Aside from intellectually curious people who simply want to learn many things, Udacity is also focusing specifically on job-based skills with large companies acting as partners:
“Udacity has developed partnerships with companies such as NvidiaMicrosoft and Google, helping to develop online classes that sharpen specific technical skills such as parallel programming, thereby broadening the pool of potential job candidates for these employers.”
This is a huge benefit, as many companies complain they cannot find enough employees with the proper skills. Udacity could help to train a new generation in programming and computer science. But the cooperation isn’t only with companies. Some universities are also entering into official cooperation with Udacity, such as San Jose State University, which allows students to take a Udacity course for college credit.

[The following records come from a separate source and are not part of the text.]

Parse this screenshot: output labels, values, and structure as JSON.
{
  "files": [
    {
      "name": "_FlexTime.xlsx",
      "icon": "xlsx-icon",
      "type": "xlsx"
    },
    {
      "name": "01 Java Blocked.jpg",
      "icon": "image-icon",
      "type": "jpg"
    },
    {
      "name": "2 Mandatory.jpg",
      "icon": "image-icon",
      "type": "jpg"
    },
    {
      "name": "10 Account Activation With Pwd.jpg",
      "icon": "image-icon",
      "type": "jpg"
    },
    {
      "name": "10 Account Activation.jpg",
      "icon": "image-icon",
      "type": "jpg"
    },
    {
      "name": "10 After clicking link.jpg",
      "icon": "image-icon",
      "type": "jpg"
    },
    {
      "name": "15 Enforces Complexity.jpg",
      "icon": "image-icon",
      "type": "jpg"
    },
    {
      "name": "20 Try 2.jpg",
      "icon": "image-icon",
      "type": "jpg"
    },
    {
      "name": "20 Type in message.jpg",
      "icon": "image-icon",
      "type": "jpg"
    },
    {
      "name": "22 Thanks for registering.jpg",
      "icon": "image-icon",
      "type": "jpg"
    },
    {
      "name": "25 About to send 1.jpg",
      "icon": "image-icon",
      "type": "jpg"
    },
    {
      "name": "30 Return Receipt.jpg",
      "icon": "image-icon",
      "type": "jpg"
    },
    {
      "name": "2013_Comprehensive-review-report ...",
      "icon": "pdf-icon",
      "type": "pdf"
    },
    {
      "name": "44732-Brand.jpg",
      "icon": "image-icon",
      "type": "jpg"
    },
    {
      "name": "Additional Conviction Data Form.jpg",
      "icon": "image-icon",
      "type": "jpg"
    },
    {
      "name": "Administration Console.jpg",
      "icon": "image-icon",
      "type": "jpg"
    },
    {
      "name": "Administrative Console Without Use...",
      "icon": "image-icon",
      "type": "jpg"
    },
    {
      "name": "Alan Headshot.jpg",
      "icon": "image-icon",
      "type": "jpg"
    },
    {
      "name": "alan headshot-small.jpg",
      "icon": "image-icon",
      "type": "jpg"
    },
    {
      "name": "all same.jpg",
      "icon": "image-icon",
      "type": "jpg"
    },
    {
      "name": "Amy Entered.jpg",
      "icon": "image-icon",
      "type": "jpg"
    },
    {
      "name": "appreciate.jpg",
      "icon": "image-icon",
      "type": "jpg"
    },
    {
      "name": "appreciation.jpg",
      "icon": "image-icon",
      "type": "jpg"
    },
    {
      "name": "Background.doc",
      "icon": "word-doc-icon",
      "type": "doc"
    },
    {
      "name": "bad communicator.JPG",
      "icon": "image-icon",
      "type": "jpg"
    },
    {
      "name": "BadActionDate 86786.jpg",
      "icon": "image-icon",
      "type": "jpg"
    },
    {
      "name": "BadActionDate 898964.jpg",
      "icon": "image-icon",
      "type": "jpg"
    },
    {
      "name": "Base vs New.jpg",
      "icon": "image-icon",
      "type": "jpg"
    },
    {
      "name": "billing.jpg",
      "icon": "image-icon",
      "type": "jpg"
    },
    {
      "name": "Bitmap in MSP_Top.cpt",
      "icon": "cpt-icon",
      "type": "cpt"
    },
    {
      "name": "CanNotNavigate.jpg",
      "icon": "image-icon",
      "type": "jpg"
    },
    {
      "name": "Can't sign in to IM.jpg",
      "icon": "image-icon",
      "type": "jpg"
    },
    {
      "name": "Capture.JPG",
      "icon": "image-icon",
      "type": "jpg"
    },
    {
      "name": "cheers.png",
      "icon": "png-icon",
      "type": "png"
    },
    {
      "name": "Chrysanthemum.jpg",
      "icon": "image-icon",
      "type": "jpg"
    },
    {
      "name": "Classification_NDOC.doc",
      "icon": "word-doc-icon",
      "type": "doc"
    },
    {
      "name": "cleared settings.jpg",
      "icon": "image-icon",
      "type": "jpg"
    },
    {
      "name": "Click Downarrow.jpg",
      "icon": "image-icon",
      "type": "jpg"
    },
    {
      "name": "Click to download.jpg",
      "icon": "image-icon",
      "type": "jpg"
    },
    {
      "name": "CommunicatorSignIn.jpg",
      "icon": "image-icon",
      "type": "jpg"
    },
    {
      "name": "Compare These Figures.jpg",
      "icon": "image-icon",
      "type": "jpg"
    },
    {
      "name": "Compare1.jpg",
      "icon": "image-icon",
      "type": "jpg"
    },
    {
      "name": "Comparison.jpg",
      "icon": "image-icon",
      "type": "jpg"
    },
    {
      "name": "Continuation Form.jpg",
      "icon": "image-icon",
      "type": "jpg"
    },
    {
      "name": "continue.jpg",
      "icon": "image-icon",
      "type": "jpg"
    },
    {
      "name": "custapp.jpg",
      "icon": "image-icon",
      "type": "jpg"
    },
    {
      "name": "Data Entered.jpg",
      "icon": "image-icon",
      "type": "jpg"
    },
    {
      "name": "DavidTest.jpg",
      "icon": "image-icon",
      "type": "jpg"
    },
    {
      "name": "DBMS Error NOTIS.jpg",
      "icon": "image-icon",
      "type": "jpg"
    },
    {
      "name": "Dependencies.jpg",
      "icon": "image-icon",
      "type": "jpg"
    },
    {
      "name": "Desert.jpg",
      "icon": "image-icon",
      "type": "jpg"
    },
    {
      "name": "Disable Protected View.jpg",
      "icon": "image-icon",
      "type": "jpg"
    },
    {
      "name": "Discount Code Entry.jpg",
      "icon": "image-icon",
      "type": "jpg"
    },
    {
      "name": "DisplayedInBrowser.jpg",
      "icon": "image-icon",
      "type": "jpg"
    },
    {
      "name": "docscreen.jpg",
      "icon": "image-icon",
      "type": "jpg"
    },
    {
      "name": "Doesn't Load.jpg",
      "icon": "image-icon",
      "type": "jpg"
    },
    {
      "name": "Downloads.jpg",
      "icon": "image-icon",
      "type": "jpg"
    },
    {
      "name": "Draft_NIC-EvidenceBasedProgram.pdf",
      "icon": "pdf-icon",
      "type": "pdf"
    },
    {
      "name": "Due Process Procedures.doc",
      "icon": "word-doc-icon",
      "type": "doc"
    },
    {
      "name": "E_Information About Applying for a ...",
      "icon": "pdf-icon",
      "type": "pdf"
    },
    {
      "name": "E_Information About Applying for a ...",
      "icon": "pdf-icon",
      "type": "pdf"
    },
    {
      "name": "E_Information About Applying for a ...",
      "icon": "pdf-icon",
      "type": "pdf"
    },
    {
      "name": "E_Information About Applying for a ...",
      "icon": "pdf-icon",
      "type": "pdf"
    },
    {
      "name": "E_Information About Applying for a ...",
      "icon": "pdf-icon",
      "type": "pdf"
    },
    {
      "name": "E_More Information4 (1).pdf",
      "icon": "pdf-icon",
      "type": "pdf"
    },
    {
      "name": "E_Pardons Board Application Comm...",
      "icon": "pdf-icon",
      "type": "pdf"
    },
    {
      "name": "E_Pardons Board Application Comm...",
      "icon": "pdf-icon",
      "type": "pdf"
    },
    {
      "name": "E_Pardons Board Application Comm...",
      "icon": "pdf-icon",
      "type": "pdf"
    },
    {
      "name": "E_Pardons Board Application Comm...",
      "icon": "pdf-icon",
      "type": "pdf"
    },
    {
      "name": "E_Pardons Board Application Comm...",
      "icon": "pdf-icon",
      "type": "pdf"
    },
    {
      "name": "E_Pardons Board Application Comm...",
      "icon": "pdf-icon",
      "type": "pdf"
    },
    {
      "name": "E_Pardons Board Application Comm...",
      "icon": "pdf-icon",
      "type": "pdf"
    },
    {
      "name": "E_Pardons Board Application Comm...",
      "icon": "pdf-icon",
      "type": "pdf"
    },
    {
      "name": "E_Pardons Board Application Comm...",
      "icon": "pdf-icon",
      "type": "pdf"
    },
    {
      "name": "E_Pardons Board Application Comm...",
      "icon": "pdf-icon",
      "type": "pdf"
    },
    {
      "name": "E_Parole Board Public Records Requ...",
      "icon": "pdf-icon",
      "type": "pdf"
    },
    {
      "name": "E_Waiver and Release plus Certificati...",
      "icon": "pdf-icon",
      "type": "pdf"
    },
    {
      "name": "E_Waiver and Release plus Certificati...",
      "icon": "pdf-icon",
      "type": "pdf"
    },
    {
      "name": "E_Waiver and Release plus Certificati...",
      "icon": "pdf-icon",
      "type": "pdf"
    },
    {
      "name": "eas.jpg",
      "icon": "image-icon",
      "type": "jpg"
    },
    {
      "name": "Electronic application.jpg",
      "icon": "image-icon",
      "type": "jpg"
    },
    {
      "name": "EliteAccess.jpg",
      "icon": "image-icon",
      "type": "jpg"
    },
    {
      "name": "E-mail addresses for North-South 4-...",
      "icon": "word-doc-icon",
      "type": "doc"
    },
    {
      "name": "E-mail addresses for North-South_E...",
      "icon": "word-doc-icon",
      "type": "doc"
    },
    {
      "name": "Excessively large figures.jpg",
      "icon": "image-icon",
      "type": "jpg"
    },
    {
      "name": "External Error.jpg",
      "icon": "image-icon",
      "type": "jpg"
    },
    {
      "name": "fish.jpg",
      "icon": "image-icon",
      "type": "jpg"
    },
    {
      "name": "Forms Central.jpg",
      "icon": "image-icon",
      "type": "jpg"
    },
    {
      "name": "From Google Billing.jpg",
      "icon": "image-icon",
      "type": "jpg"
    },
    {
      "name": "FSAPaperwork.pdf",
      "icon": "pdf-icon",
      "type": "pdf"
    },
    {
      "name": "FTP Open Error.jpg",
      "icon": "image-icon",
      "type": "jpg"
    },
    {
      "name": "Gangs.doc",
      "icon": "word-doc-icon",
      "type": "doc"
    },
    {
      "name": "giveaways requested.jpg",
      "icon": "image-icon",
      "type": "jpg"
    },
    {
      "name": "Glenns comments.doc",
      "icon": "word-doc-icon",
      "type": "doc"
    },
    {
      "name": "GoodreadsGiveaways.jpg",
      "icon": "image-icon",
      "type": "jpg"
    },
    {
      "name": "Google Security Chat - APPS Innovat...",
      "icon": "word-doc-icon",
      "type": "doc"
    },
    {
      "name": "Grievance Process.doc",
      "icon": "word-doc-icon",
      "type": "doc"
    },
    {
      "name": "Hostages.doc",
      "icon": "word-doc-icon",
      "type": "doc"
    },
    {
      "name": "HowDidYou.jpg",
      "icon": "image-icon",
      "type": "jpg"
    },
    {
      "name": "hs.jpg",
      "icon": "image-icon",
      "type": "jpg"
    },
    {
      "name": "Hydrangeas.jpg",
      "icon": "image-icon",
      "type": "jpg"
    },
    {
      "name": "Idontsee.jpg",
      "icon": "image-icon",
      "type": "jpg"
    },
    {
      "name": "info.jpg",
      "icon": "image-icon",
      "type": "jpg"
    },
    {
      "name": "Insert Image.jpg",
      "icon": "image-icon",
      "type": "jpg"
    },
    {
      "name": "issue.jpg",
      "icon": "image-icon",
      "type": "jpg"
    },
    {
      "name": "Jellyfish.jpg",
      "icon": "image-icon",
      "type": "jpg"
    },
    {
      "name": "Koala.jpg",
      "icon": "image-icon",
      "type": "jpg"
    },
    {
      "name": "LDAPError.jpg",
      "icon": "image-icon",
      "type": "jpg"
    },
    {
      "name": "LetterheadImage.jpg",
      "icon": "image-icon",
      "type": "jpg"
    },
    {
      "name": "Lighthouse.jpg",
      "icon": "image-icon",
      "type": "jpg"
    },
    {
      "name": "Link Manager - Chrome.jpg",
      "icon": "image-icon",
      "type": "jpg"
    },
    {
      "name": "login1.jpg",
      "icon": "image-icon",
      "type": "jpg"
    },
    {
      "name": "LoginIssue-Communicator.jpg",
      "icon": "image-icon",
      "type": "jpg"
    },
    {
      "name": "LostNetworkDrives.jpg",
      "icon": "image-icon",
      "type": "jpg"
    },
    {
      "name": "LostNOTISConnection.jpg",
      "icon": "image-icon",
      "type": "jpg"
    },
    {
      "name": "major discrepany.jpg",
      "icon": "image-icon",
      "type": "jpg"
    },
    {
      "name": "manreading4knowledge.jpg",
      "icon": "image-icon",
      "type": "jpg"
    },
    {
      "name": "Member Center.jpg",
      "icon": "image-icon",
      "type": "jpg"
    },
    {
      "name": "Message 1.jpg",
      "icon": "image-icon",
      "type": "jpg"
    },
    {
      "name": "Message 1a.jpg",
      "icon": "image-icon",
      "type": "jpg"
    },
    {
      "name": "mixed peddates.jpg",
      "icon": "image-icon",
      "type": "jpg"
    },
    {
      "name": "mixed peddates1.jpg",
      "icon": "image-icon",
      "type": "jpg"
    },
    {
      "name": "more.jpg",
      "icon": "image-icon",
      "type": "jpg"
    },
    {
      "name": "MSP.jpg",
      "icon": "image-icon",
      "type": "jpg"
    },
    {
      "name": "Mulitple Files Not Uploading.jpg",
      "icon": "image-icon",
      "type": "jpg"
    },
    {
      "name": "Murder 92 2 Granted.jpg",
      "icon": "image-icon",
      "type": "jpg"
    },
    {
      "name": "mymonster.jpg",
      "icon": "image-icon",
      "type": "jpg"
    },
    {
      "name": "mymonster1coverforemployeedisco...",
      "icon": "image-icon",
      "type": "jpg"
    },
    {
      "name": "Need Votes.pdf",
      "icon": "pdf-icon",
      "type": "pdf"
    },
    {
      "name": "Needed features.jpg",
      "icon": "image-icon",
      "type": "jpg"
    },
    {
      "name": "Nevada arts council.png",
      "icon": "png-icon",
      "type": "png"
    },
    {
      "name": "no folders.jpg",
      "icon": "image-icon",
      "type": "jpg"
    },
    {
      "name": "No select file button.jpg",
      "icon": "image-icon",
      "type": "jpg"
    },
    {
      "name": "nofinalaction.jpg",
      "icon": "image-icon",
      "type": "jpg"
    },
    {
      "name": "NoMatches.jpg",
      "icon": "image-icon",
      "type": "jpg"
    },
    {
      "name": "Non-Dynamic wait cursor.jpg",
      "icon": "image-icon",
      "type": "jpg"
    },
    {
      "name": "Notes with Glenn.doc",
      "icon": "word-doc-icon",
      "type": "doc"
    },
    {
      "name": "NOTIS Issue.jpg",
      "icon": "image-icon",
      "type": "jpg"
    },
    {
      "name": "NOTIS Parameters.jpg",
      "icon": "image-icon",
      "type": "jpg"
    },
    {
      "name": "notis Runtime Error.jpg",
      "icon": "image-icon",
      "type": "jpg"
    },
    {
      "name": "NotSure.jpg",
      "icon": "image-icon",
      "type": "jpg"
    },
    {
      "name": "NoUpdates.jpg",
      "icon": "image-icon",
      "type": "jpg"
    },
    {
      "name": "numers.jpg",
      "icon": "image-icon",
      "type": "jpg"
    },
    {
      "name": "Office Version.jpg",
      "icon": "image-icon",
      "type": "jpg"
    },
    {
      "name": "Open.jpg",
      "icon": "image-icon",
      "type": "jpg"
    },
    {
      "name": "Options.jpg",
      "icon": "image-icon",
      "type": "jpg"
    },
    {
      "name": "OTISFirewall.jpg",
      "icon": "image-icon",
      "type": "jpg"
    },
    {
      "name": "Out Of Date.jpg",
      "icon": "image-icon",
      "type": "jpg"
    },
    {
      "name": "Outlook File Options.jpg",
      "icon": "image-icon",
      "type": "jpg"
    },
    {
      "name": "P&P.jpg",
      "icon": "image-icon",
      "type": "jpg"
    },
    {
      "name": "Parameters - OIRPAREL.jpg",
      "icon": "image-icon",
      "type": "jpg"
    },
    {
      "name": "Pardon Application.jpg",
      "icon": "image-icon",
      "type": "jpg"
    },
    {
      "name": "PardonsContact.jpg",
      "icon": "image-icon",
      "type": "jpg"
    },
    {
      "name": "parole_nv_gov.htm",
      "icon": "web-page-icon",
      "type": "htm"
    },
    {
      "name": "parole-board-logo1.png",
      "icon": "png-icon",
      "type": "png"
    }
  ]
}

One aspect of Udacity which sets it apart is the schedule. While some MOOCs (such as Coursera) offer courses with specific start and end dates, with lectures being released on a weekly basis, “students taking Udacity courses can start any time and take lessons at their own pace with no deadlines hanging over them to complete the course within a required timeframe.” This can be a benefit if you are highly motivated and you have a large chunk of free time. For example, more than once I’ve thought about locking myself in my room for two days and doing an entire course (I almost do that every weekend, actually!). However, if you are the kind of person that needs more structure, then Udacity’s format won’t be very effective. There are no strict deadlines in Udacity courses, and there is also an ever-changing group of students, so it lacks the sense of community that exists on the forums on Coursera. The other downside to the open schedule that is for the people who choose to spread it out over a longer period of time, as ” there is a certain momentum to learning that gets lost the more time separates one lesson from the next.” In general, Devavrat Ravetkar provides an excellent summary of the advantages and disadvantages of these different models, and I recommend looking at his brief analysis.